These are not images in the sense of what you’d see looking down a microscope,’ Vojnovic said, ‘but they are images in the sense that they are 2D maps of brightness. This map, this image, is characteristic of cells of different dimensions, so it can distinguish between cells that are physically different, such as when they are at different points in their lifecycle.’
CyMap is for use with cells that are being cultured, rather than on cell samples taken from people or animals. It uses a small light source, around the size of the cells, to illuminate the sample, which throws the diffraction pattern onto an optical sensor, a charge-coupled device (CCD) similar to those used in digital cameras. ‘In the original project, we used lasers as the light source – we had reasons for doing that, which were connected with other aspects of the project – but we screened them off with pinholes so the diameter of the light source was about 40-50 m,’ explained Iestyn Pope, a research scientist working with Vojnovic at the Gray Institute. ‘Now we’re using a resonant cavity LED, which has a closely confined emission area, giving us a light-source size of about 60 m.’
CyMap doesn’t use any optical components. ‘No lenses,’ Vojnovic said. ‘The cell itself is the lens and there is no focusing required.’ This means that it’s much cheaper than a microscope. ‘We’re using it to look at the response of mammalian cells to radiation,’ he said, ‘and conventionally you’d do that by taking a bunch of cells and irradiating them and then counting which ones are alive and which are dead. You could argue you could do that with a conventional microscope, but if you’d spent hundreds of thousands of pounds on one, the last thing you’d want to do is irradiate it. This is a more disposable technology, but it still gives us the capability we need; we can look at the fate of individual cells as a function of time.’
There are many other applications, Vojnovic explained, and these are currently being studied by the Gray Institute’s commercial partner, Cancer Research Technologies. ‘It comes into its own when it’s used for larger-scale applications, and one obvious one is quality control for any system that involves growing cells in incubators,’ he added. As CyMap is both small and cheap and produces a digital image that can be viewed remotely, one unit could be placed under each culture plate or flask. The growing cells could be monitored without removing them from the incubator.
This, Pope said, would be useful when the researchers need to be certain about the lineage of cells, which is particularly important when itcomes to stem-cell experiments. ‘You need to monitor the division of cells and see which progeny go where and do what.’
There are a variety of other possibilities involving cell kinetics, the study of cell development and lifecycles.
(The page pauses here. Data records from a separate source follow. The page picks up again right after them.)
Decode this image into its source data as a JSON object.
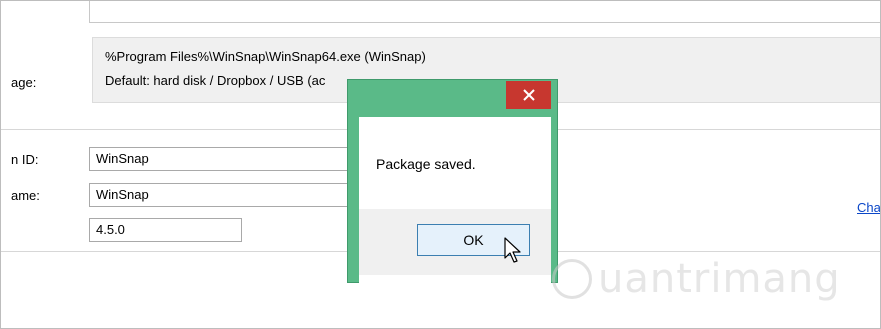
{
  "window": {
    "info_lines": [
      "%Program Files%\\WinSnap\\WinSnap64.exe (WinSnap)",
      "Default: hard disk / Dropbox / USB (ac"
    ],
    "labels": {
      "package": "age:",
      "app_id": "n ID:",
      "app_name": "ame:"
    },
    "fields": {
      "app_id": "WinSnap",
      "app_name": "WinSnap",
      "version": "4.5.0"
    },
    "link_text": "Cha"
  },
  "dialog": {
    "message": "Package saved.",
    "ok_label": "OK",
    "accent_color": "#5aba88",
    "close_color": "#c7372f"
  },
  "watermark": {
    "text": "uantrimang"
  }
}
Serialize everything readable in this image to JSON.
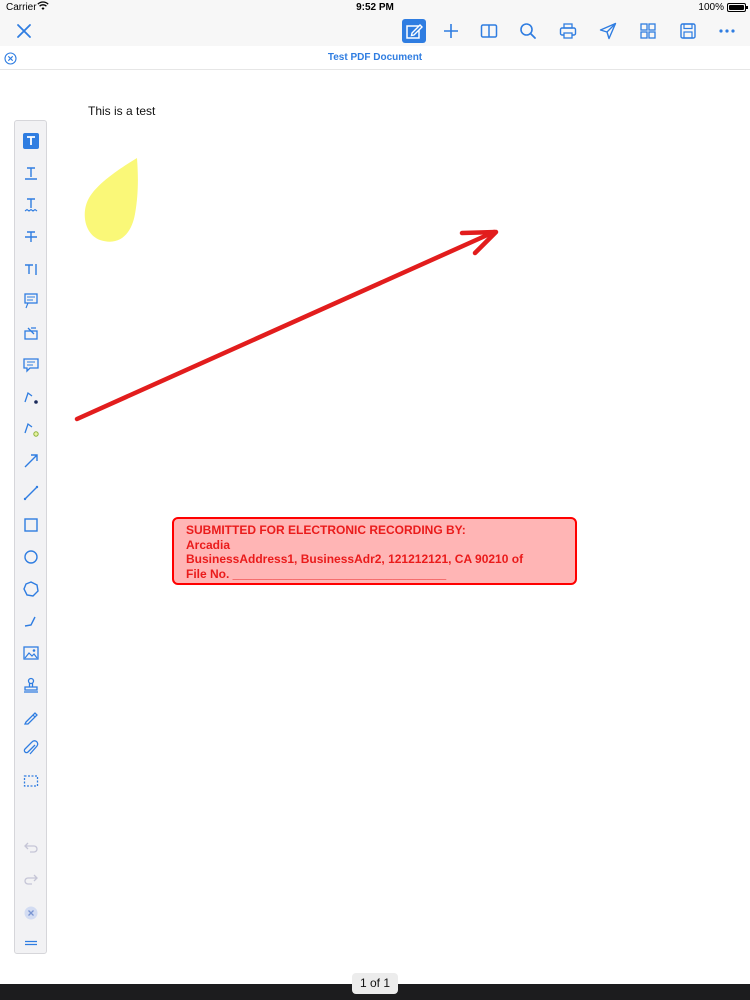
{
  "status_bar": {
    "carrier": "Carrier",
    "time": "9:52 PM",
    "battery_percent": "100%",
    "battery_level": 1.0
  },
  "toolbar": {
    "close_icon": "close-icon",
    "actions": [
      {
        "name": "annotate",
        "icon": "edit-icon",
        "active": true
      },
      {
        "name": "add",
        "icon": "plus-icon"
      },
      {
        "name": "book-view",
        "icon": "book-icon"
      },
      {
        "name": "search",
        "icon": "search-icon"
      },
      {
        "name": "print",
        "icon": "print-icon"
      },
      {
        "name": "send",
        "icon": "send-icon"
      },
      {
        "name": "thumbnails",
        "icon": "grid-icon"
      },
      {
        "name": "save",
        "icon": "save-icon"
      },
      {
        "name": "more",
        "icon": "more-icon"
      }
    ],
    "accent_color": "#2f7de1"
  },
  "document": {
    "title": "Test PDF Document",
    "body_text": "This is a test",
    "stamp": {
      "line1": "SUBMITTED FOR ELECTRONIC RECORDING BY:",
      "line2": "Arcadia",
      "line3": "BusinessAddress1, BusinessAdr2, 121212121, CA 90210   of",
      "line4": "File No. ________________________________",
      "color": "#ea1b1b"
    },
    "highlight_color": "#faf878",
    "arrow_color": "#e21d1d"
  },
  "tool_palette": [
    "text-box-icon",
    "underline-icon",
    "squiggly-icon",
    "strikethrough-icon",
    "insert-text-icon",
    "callout-icon",
    "text-stamp-icon",
    "note-icon",
    "pen-icon",
    "highlighter-icon",
    "arrow-icon",
    "line-icon",
    "rectangle-icon",
    "circle-icon",
    "polygon-icon",
    "polyline-icon",
    "image-icon",
    "stamp-icon",
    "signature-icon",
    "attachment-icon",
    "selection-icon",
    "undo-icon",
    "redo-icon",
    "clear-icon",
    "drag-handle-icon"
  ],
  "pagination": {
    "label": "1 of 1"
  }
}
Examples include wound healing studies, where cells divide and move around; another is a technique used in drug development called a chemotaxis assay, where the growth medium on the culture plate is impregnated with a drug molecule in a gradient, high concentration on one side to low on the other. This indicates how much of a drug is needed to affect the cells. ‘The devices are small and cheap and you could easily have a dozen of them working in parallel,’ Vojnovic said.
Some training and expertise is needed to operate CyMap, and the team has developed software to help researchers follow the position of the cells. ‘The output is a 2D image of a diffraction pattern and it doesn’t take a particularly large amount of skill to recognise it,’ he said. ‘One output is essentially a movie; another type uses image processing routines to produce a set of coordinates that can be displayed on a screen, making the dimension and the path of the cells more clear.’
In short, Vojnovic concluded: ‘CyMap has two real advantages: it’s dirt cheap and it’s dirt simple.’
Medical and healthcare
The other shortlisted candidates in this category were:
POLYMER COATINGS TO CONTROL IN-STENT RESTENOSIS
Stents — tiny wire cages used as scaffolding to re-open blocked blood vessels — save lives, but they can also lead to further blockages, as the structures can encourage the growth of smooth muscle cells that narrow the vessel. Specialists at Liverpool University have worked with Biomer to develop a test for polymer materials that could be used for stents, to determine whether they inhibit smooth muscle growth and stimulate the development of healthy blood-vessel lining.
DEVELOPMENT OF LARGE BEARING HIP REPLACEMENTS
Southampton University/Finsbury Developments
Southampton’s bioengineering department has developed a prosthetic hip joint composed from a titanium cup, which can integrate with bone, lined with a thin ceramic insert that acts as a hard-wearing bearing against the head of the femur. The project used techniques from the aerospace industry to optimise the thickness of the ceramic shell, and developed a pre-assembly technique to reduce the risk of the prosthetic coming apart after implantation.